On Monday, January 17, we departed Norman's Cay and made our way to Shroud Cay, the first cay in the Exuma Cays Land and Sea Park, the first land and sea park in the world. First, a little background on the park....
Exuma Cays Land and Sea Park
The Exuma Cays Land and Sea Park is one of 26 national parks and protected area managed by The Bahamas National Trust. In 1953, a visionary Superintendent of The Everglades National Park in Florida, Daniel B. Beard, began urging explorers, naturalists and researchers of the importance of setting aside a section of the Exuma Cays as a buffer area, eventually to become a land and sea park. After several years of research, grants, and proposals, The Bahamas National Trust was incorporated by a special act of the Bahamian Parliament on July 13, 1959. The park was made a no-take marine reserve in 1986, the first marine fishery reserve in the wider Caribbean. Scientists have established that conch, lobster and grouper fisheries around the park have benefited tremendously from this decision. The Nature Conservancy in the United States has confirmed that the park has the highest conservation value in the region and is the only park in the Caribbean that functions as both a marine reserve and recreational area.
Today the park is one of the most beautiful areas in the Exumas and we have had a great time exploring these beautiful, pristine cays. The park starts at Wax Cay Cut, just below Norman's Cay and extends to the south 22 miles to Conch Cut with an average width of 8 miles. There are no commercial developments in the park and the only inhabited islands are privately owned.
The park has rules and regulations that all visitors must abide by. One of the biggest dangers to the park is poaching. The depletion of fisheries outside the park and the richness of the waters within the park boundaries make this area prone to poaching. Whether it is a Bahamian trying to make a little money or a cruiser trolling within the boundaries, it is poaching and it is illegal. There is no garbage disposal anywhere within the park. "Take only photographs....leave only footprints".
Shroud Cay is an uninhabited cay owned by Exuma Park. It is an archipelago of cays and rocks surrounding a shallow tidal mangrove creek which serves as a unique nursery for conch, lobster, sea turtles, birds, and many varieties of fish. Shroud Cay's name came from its resemblance to the long narrow sheet or shroud that is used to wrap a body.
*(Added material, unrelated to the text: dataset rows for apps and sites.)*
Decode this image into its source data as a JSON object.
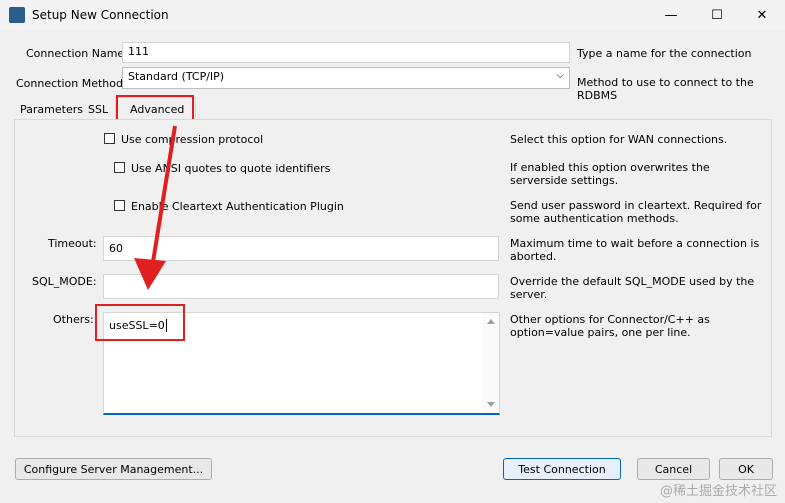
{
  "window": {
    "title": "Setup New Connection"
  },
  "controls": {
    "minimize": "—",
    "maximize": "☐",
    "close": "✕"
  },
  "connection_name": {
    "label": "Connection Name:",
    "value": "111",
    "help": "Type a name for the connection"
  },
  "connection_method": {
    "label": "Connection Method:",
    "value": "Standard (TCP/IP)",
    "help": "Method to use to connect to the RDBMS"
  },
  "tabs": [
    {
      "label": "Parameters"
    },
    {
      "label": "SSL"
    },
    {
      "label": "Advanced"
    }
  ],
  "advanced": {
    "compression": {
      "label": "Use compression protocol",
      "help": "Select this option for WAN connections."
    },
    "ansi": {
      "label": "Use ANSI quotes to quote identifiers",
      "help": "If enabled this option overwrites the serverside settings."
    },
    "cleartext": {
      "label": "Enable Cleartext Authentication Plugin",
      "help": "Send user password in cleartext. Required for some authentication methods."
    },
    "timeout": {
      "label": "Timeout:",
      "value": "60",
      "help": "Maximum time to wait before a connection is aborted."
    },
    "sql_mode": {
      "label": "SQL_MODE:",
      "value": "",
      "help": "Override the default SQL_MODE used by the server."
    },
    "others": {
      "label": "Others:",
      "value": "useSSL=0",
      "help": "Other options for Connector/C++ as option=value pairs, one per line."
    }
  },
  "buttons": {
    "configure": "Configure Server Management...",
    "test": "Test Connection",
    "cancel": "Cancel",
    "ok": "OK"
  },
  "watermark": "@稀土掘金技术社区",
  "colors": {
    "annotation_red": "#e02020",
    "focus_blue": "#0067c0"
  }
}
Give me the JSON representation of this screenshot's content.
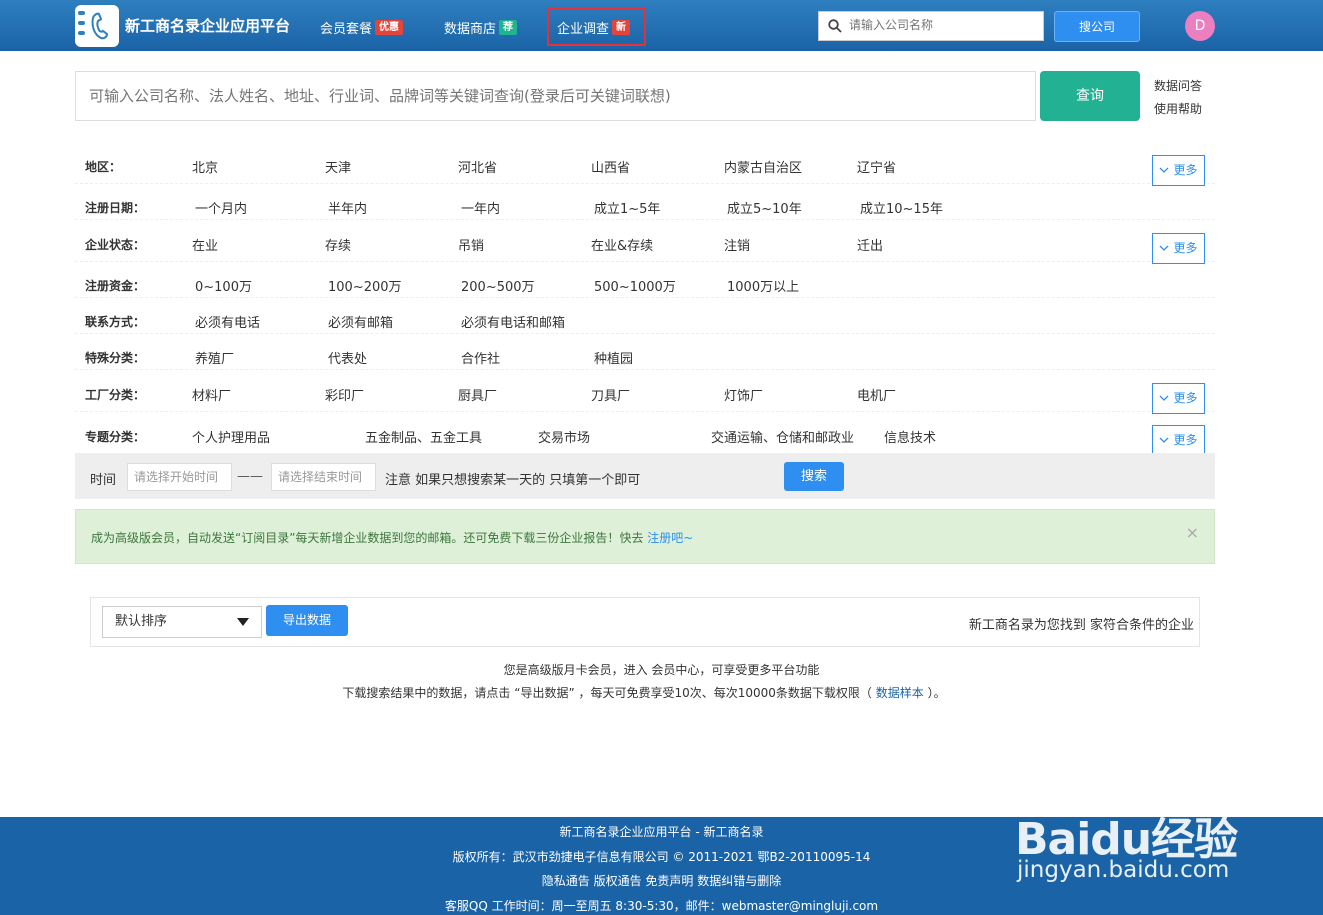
{
  "header": {
    "logo_text": "新工商名录企业应用平台",
    "nav": [
      {
        "label": "会员套餐",
        "badge": "优惠",
        "badge_color": "#e3453a"
      },
      {
        "label": "数据商店",
        "badge": "荐",
        "badge_color": "#1fb58f"
      },
      {
        "label": "企业调查",
        "badge": "新",
        "badge_color": "#e3453a"
      }
    ],
    "search_placeholder": "请输入公司名称",
    "search_button": "搜公司",
    "avatar_letter": "D"
  },
  "main_search": {
    "placeholder": "可输入公司名称、法人姓名、地址、行业词、品牌词等关键词查询(登录后可关键词联想)",
    "button": "查询",
    "links": [
      "数据问答",
      "使用帮助"
    ]
  },
  "filters": [
    {
      "label": "地区：",
      "options": [
        "北京",
        "天津",
        "河北省",
        "山西省",
        "内蒙古自治区",
        "辽宁省"
      ],
      "more": "更多"
    },
    {
      "label": "注册日期：",
      "options": [
        "一个月内",
        "半年内",
        "一年内",
        "成立1~5年",
        "成立5~10年",
        "成立10~15年"
      ],
      "more": ""
    },
    {
      "label": "企业状态：",
      "options": [
        "在业",
        "存续",
        "吊销",
        "在业&存续",
        "注销",
        "迁出"
      ],
      "more": "更多"
    },
    {
      "label": "注册资金：",
      "options": [
        "0~100万",
        "100~200万",
        "200~500万",
        "500~1000万",
        "1000万以上"
      ],
      "more": ""
    },
    {
      "label": "联系方式：",
      "options": [
        "必须有电话",
        "必须有邮箱",
        "必须有电话和邮箱"
      ],
      "more": ""
    },
    {
      "label": "特殊分类：",
      "options": [
        "养殖厂",
        "代表处",
        "合作社",
        "种植园"
      ],
      "more": ""
    },
    {
      "label": "工厂分类：",
      "options": [
        "材料厂",
        "彩印厂",
        "厨具厂",
        "刀具厂",
        "灯饰厂",
        "电机厂"
      ],
      "more": "更多"
    },
    {
      "label": "专题分类：",
      "options": [
        "个人护理用品",
        "五金制品、五金工具",
        "交易市场",
        "交通运输、仓储和邮政业",
        "信息技术"
      ],
      "more": "更多"
    }
  ],
  "time_filter": {
    "label": "时间",
    "start_placeholder": "请选择开始时间",
    "separator": "——",
    "end_placeholder": "请选择结束时间",
    "note": "注意 如果只想搜索某一天的 只填第一个即可",
    "button": "搜索"
  },
  "alert": {
    "text": "成为高级版会员，自动发送“订阅目录”每天新增企业数据到您的邮箱。还可免费下载三份企业报告！快去 ",
    "link": "注册吧~",
    "close": "×"
  },
  "results": {
    "sort_value": "默认排序",
    "export_button": "导出数据",
    "summary": "新工商名录为您找到 家符合条件的企业"
  },
  "info": {
    "line1": "您是高级版月卡会员，进入 会员中心，可享受更多平台功能",
    "line2_prefix": "下载搜索结果中的数据，请点击 “导出数据” ，每天可免费享受10次、每次10000条数据下载权限（ ",
    "line2_link": "数据样本",
    "line2_suffix": " ）。"
  },
  "footer": {
    "line1": "新工商名录企业应用平台 - 新工商名录",
    "line2": "版权所有：武汉市劲捷电子信息有限公司 © 2011-2021 鄂B2-20110095-14",
    "line3": "隐私通告 版权通告 免责声明 数据纠错与删除",
    "line4": "客服QQ  工作时间：周一至周五 8:30-5:30，邮件：webmaster@mingluji.com"
  },
  "watermark": {
    "brand": "Baidu经验",
    "url": "jingyan.baidu.com"
  },
  "colors": {
    "header": "#1a63a6",
    "accent": "#2f8ff0",
    "query": "#23b193",
    "highlight_box": "#e3303a"
  }
}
There is a park supported mooring field on the west shore of the island, and boats anchor there as well. The main attraction for this island is the exploration of the sandy-bottomed creeks by dingy. We explored Sanctuary Creek, a beautiful estuary with shifting channels and shallow sandbars. It is best explored at or near high tide.
If you follow the northernmost creek, you will come out into the Exuma Sound (Atlantic Ocean) side. There is a stunning beach and spectacular scenery. Practically deserted, it begs for contemplative beach walks.
There is a path up a hill on the beach which leads to Camp Driftwood.
Camp Driftwood was built in the 1960's by a man named Ernest Scholtes. He was a hermit who lived on his sailboat just inside the creek on the Sound side. He cut steps into the 50 foot hill and carried sand in sail bags to build the trail. Along the way he would pick up a plank or bit of driftwood and soon have a table or picnic bench. Today the area is deserted as park staff has removed all articles left at Camp Driftwood. Camp Driftwood has a bit of sordid history associated with it as well. In the 1980's when Carlos Lehder and his associates operated their cocaine business from Norman's Cay, DEA agents used the ridge at Camp Driftwood to spy on Lehder's operation. From this vantage point, they were able to take photos of all the planes as they landed and took off.
The view from the top has spectacular scenery of the Exuma Sound on one side and the tidal creek system on the other.
One fun activity is to float through the cut when the tide is outgoing. LA was the adventurous one in the group! It was a quick ride out to the shallow bank on the beach side, but a LONG shallow wade to get back to shore.
We loved Shroud Cay so much that we visited again and again.... with Stacy and Rene and their boat visitor, Geoie; again with Stacy and Rene; and again when Martha came to visit.
To view all the photos from Shroud Cay, click here.
Click here to go to the next story
Return to Travel Log